Marshall Ganz, “The Power of Story in Social Movements”, American Sociological Association Annual Meeting, 2001. Story of the emerging farm worker movement. [16 pages]
Drew Westen, Chapter 7, “Writing An Emotional Constitution” (p. 145-169), The Political Brain: the Role of Emotion in Deciding the Fate of the Nation (Public Affairs, 2007). [29 pages]
Week 5: Stories of “Now” – Telling Stories of “Now”
We tell a “story of now” to move others to choose to join us in response to an urgent challenge to our shared values with purposeful action. This requires finding the courage to create tension, elicit sources of hope, and risk failure. The story of now grows out of the “story of self” and the “story of us” that create the ground for it. But it also shapes the “story of self” and “story of us” that precede it. We become “characters” in a story unfolding now: we face a challenge, we hope for an outcome, but it all depends on what we choose to do – now! Polichak and Gerrig help us understand how it is we it is we experience the content of a well told story, the source of its motivational force. Maddux explains the relationship between belief in our own capacity to make something happen, and, in fact, our capacity to make it happen. We’ll analyze a video of how Harvey Milk evokes both urgency and hope in a few short minutes.
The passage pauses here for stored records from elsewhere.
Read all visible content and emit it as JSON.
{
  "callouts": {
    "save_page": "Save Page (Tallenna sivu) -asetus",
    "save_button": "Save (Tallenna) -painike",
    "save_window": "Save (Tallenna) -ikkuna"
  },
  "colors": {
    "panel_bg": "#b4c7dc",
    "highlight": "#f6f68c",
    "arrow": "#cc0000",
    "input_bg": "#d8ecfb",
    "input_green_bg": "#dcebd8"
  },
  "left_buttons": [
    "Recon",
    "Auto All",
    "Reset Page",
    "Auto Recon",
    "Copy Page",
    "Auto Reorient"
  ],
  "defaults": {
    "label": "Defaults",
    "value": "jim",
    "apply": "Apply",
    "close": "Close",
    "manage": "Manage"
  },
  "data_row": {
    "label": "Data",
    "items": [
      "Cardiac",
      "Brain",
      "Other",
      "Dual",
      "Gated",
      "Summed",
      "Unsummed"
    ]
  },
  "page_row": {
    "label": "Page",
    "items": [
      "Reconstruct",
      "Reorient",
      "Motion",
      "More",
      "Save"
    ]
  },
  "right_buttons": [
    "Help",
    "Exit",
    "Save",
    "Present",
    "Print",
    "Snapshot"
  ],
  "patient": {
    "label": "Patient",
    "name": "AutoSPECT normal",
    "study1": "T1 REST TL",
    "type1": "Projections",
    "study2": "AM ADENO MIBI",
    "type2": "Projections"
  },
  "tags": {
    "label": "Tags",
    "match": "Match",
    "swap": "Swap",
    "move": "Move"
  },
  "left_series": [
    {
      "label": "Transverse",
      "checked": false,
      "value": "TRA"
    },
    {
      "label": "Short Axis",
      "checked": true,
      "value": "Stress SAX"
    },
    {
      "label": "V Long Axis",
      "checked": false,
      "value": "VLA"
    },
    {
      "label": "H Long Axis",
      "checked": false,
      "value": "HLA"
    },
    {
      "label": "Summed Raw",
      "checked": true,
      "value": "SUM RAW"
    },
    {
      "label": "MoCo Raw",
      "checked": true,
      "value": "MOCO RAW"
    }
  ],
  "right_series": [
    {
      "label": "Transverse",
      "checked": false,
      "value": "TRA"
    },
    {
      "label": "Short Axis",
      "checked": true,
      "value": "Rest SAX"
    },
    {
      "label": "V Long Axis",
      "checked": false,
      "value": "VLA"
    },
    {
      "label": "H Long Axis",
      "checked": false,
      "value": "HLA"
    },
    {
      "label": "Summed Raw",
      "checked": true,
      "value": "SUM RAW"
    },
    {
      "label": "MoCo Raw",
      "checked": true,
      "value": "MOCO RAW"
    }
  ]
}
Ben Kingsley’s interpretation of one of Gandhi’s first “story of now” moments in South Africa, focuses on what it looks like to make a choice not only urgent, but real.
James W. Polichak and Richard J. Gerrig, “Get Up and Win!” Participatory Responses to Narrative” in Narrative Impact: Social and Cognitive Foundations, by Melanie Green, Jeffrey Strange, and Timothy Brock (Erlbaum, New Jersey, 2002), p. 71 – 95. [24 pages]
James E. Maddux, “Self-Efficacy: The Power of Believing You Can”, Chapter 20 in the Handbook of Positive Psychology, edited by C.R. Snyder and Shane J. Lopez (New York: Oxford, 2005), p. 277 – 287. [10 pages]
Week 6: Linking Self, Us and Now – Telling Public Stories
Today we discuss how to link one’s story of self, story of us, and story of now. A story that links all the elements may begin with a “challenge” drawn from the story of now, end with the “choice” called for in the story of now, with the story of self and us in between. We’ll revisit James Croft’s public narrative to look at it with a different set of eyes, with a focus on lessons useful for preparation.
Week 7: Conclusion
In this final class of the module, we reflect on the ground we have covered since we began. What have we learned about public narrative? Have we learned how to tell our public story? What will be our narrative of the class? How can understanding public narrative equip us for challenges in our own lives – and in our own times? We conclude, as we began, with Bruner, in one of his more expansive reflections on the “uses of story” in life.
Jerome Bruner, “The Uses of Story” in Making Stories: Law, Literature, Life (New York: Ferrar, Straus and Giroux, 2002), p. 3-36. [34 pages]
Chimamanda Adichie, “The Danger of the Single Story”, TED, 7/09 found at: http://www.ted.com/talks/chimamanda_adichie_the_danger_of_a_single_story.html [18 min.]
Page created by: Ian Clark, last updated 26 December 2015.